▶ WHAT IS EXPECTED: Wherever the string "Billing" turns up in the data, copy the whole line.

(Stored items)
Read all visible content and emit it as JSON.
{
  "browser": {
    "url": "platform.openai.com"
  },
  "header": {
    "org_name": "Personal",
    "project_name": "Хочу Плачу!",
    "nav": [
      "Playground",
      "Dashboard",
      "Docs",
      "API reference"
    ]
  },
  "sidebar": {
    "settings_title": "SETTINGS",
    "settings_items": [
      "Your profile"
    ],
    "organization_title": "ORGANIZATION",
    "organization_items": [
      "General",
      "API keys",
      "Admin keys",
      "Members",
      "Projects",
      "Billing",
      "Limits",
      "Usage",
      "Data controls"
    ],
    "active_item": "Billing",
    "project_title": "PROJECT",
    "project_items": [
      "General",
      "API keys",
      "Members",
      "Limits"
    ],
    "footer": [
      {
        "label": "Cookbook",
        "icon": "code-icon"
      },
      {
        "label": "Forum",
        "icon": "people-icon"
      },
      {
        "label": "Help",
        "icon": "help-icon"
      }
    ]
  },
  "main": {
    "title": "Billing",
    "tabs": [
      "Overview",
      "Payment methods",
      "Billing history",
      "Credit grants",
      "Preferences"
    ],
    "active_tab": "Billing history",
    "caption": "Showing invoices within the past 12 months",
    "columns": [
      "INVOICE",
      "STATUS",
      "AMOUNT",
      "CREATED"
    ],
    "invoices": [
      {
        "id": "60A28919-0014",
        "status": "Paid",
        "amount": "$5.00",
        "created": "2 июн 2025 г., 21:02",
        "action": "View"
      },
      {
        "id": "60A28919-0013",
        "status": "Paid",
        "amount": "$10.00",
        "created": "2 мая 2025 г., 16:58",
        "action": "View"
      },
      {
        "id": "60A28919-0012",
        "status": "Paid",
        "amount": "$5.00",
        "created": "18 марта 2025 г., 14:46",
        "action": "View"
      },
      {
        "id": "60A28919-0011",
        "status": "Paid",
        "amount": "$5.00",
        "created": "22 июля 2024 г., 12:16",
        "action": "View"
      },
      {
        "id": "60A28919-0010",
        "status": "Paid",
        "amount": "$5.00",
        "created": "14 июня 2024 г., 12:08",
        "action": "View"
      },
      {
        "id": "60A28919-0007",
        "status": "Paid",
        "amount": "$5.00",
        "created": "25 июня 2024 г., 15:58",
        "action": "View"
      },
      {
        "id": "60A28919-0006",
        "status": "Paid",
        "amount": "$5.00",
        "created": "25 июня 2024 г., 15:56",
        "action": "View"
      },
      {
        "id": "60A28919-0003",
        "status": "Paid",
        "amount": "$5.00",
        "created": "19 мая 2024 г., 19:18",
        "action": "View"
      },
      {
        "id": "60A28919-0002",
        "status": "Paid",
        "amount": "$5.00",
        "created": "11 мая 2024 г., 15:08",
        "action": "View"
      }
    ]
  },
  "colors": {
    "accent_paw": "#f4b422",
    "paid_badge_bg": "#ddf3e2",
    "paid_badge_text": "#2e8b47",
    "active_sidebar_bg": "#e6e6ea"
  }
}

▶ RESPONSE:
      "Billing",
    "active_item": "Billing",
    "title": "Billing",
      "Billing history",
    "active_tab": "Billing history",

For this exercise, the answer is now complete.